A call to action on Digg these days means almost instant change – most notably the Internet-wide hunt for the American soldier in Iraq who threw an innocent puppy off a cliff in the name of humor, all in front of a camera. This is the impact that Gillmor was attempting to communicate, but in our generation’s case, he’s just preaching to the choir.

On The Mercury News Death Dance
As a new media journalist (aka blogger) myself I have been watching the spiraling down of this once great newspaper and wondering what we of great numbers and small individual market shares might be contributing to it.

If you follow the principles of The Long Tail you understand how great entities like metropolitan newspapers are struggling to stay alive against thousands of bloggers, Facebookers and YouTubers creating content all around them, competing for their precious reader’s attention while at the same time disintermediating the paper’s revenue stream (through things like Ebay, Craig’s List and even Google allowing sellers to connect with buyers in ways that a few short decades ago was impossible without advertising.)

As consumers of content also become producers of content (hence the term “prosumer”) each prosumer clamors and competes for their own audience attention. They don’t just compete with each other. Time does not expand to accommodate these new information sources. Something has to give.

Traditional mass media outlets (including newspapers) become like an elephant overcome by a sea of ants. How does a newspaper compete with a swarm, when the swarm is also their market? The time I used to spend fetching and reading “the paper” is now spent reading the blogs of friends, family members and the forum sites of my favorite hobbies. I do not even have to get off my couch to do this. (I am on my couch right now in fact!)

What is the point of all this? We have much more content available, and this content is free, mostly free of advertising and easy to get. This content is very compellingly targeted right at our favorite niches and scratches our itches. We can also free and easily produce content. It is so much fun we do this without being paid to do it. We can tap all this, do all that, but we still only have 24 hours in a day.

Newspapers cost money. Newspapers require us to make an effort to go get them. Newspapers have to create content that produces a revenue stream. Newspapers have to pay for people to produce and distribute their content. Most of the information in a given newspaper is not interesting to us. People who don’t “get” texting, Facebook, YouTube and the blogosphere will never “get” what is happening to traditional journalism. This is off their radar screen. It is not just blogging and the the blogosphere, it is a the superset of Internet distributed content I call the informationsphere.
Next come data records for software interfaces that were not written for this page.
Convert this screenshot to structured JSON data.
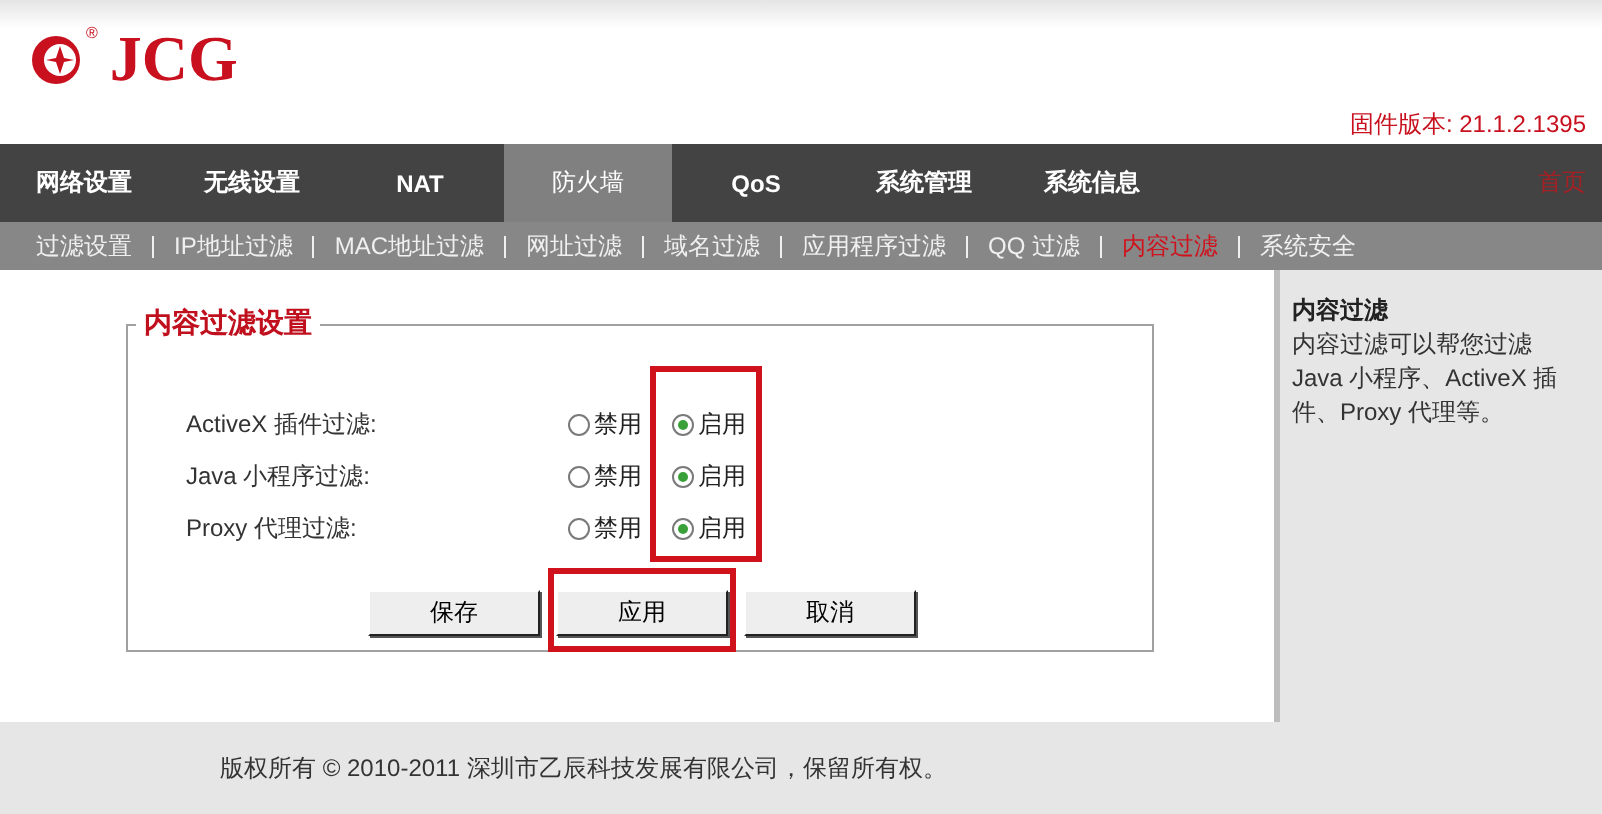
{
  "header": {
    "logo_text": "JCG",
    "logo_mark": "®",
    "firmware": "固件版本: 21.1.2.1395"
  },
  "main_nav": {
    "items": [
      {
        "label": "网络设置",
        "selected": false
      },
      {
        "label": "无线设置",
        "selected": false
      },
      {
        "label": "NAT",
        "selected": false
      },
      {
        "label": "防火墙",
        "selected": true
      },
      {
        "label": "QoS",
        "selected": false
      },
      {
        "label": "系统管理",
        "selected": false
      },
      {
        "label": "系统信息",
        "selected": false
      }
    ],
    "home_link": "首页"
  },
  "sub_nav": {
    "items": [
      {
        "label": "过滤设置",
        "selected": false
      },
      {
        "label": "IP地址过滤",
        "selected": false
      },
      {
        "label": "MAC地址过滤",
        "selected": false
      },
      {
        "label": "网址过滤",
        "selected": false
      },
      {
        "label": "域名过滤",
        "selected": false
      },
      {
        "label": "应用程序过滤",
        "selected": false
      },
      {
        "label": "QQ 过滤",
        "selected": false
      },
      {
        "label": "内容过滤",
        "selected": true
      },
      {
        "label": "系统安全",
        "selected": false
      }
    ]
  },
  "form": {
    "title": "内容过滤设置",
    "enable_column_highlighted": true,
    "rows": [
      {
        "label": "ActiveX 插件过滤:",
        "options": [
          {
            "label": "禁用",
            "selected": false
          },
          {
            "label": "启用",
            "selected": true
          }
        ]
      },
      {
        "label": "Java 小程序过滤:",
        "options": [
          {
            "label": "禁用",
            "selected": false
          },
          {
            "label": "启用",
            "selected": true
          }
        ]
      },
      {
        "label": "Proxy 代理过滤:",
        "options": [
          {
            "label": "禁用",
            "selected": false
          },
          {
            "label": "启用",
            "selected": true
          }
        ]
      }
    ],
    "buttons": [
      {
        "label": "保存",
        "highlighted": false
      },
      {
        "label": "应用",
        "highlighted": true
      },
      {
        "label": "取消",
        "highlighted": false
      }
    ]
  },
  "help": {
    "title": "内容过滤",
    "text": "内容过滤可以帮您过滤Java 小程序、ActiveX 插件、Proxy 代理等。"
  },
  "footer": {
    "text": "版权所有 © 2010-2011 深圳市乙辰科技发展有限公司，保留所有权。"
  }
}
Two new contributions to this informationshpere are some recent blog posts about the most recent layoffs at the San Jose Mercury News. These posts come from Ryan Sholin and Frances Dinkelspiel. Hopefully after reading these, then writing your own blog post, then texting a few friends, then checking YouTube, then checking Ebay, Craigs List and then updating your Facebook page then, maybe then, you will have time left to read a newspaper, any newspaper.